**What the exercise asks**: The answer must be an exact copy of every entry.

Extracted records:
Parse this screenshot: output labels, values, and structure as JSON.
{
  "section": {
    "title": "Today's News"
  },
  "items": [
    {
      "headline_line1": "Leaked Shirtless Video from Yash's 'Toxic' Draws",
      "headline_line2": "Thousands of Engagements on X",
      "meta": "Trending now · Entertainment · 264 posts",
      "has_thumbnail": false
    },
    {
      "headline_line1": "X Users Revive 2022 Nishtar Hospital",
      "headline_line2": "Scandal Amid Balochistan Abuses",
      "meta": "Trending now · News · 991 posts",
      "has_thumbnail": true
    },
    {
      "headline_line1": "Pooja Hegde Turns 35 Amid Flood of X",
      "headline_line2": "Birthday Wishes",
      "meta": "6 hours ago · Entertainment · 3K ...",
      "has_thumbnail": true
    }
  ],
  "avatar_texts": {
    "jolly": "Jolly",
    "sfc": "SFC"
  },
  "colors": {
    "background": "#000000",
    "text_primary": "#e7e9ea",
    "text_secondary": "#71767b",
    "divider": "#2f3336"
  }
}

**Result for this exercise**:
Parse this screenshot: output labels, values, and structure as JSON.
{
  "section": {
    "title": "Today's News"
  },
  "items": [
    {
      "headline_line1": "Leaked Shirtless Video from Yash's 'Toxic' Draws",
      "headline_line2": "Thousands of Engagements on X",
      "meta": "Trending now · Entertainment · 264 posts",
      "has_thumbnail": false
    },
    {
      "headline_line1": "X Users Revive 2022 Nishtar Hospital",
      "headline_line2": "Scandal Amid Balochistan Abuses",
      "meta": "Trending now · News · 991 posts",
      "has_thumbnail": true
    },
    {
      "headline_line1": "Pooja Hegde Turns 35 Amid Flood of X",
      "headline_line2": "Birthday Wishes",
      "meta": "6 hours ago · Entertainment · 3K ...",
      "has_thumbnail": true
    }
  ],
  "avatar_texts": {
    "jolly": "Jolly",
    "sfc": "SFC"
  },
  "colors": {
    "background": "#000000",
    "text_primary": "#e7e9ea",
    "text_secondary": "#71767b",
    "divider": "#2f3336"
  }
}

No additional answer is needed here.